### Problem statement
Only the number is wanted: how many lines of the data contain "bundle"?

[Exercise input — start]

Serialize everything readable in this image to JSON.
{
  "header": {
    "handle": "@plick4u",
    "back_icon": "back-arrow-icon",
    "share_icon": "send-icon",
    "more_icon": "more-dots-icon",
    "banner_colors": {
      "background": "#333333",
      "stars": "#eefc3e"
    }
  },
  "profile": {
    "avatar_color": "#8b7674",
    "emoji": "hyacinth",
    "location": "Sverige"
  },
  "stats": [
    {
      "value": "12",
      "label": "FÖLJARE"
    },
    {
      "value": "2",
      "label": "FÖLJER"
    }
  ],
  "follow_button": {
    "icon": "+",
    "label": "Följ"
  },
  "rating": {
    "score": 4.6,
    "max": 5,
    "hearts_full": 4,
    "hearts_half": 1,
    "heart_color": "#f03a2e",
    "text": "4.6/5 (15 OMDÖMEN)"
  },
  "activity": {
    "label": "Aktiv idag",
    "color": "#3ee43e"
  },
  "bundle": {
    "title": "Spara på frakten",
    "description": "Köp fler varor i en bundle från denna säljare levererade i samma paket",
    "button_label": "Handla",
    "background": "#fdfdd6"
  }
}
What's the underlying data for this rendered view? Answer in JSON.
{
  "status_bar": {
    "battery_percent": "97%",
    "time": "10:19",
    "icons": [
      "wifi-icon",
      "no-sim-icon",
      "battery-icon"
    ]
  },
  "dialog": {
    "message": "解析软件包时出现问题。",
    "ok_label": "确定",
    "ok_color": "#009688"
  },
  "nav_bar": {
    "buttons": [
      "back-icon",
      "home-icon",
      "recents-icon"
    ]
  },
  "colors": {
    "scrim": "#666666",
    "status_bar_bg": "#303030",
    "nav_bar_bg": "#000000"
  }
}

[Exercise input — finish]

### Answer to the problem
2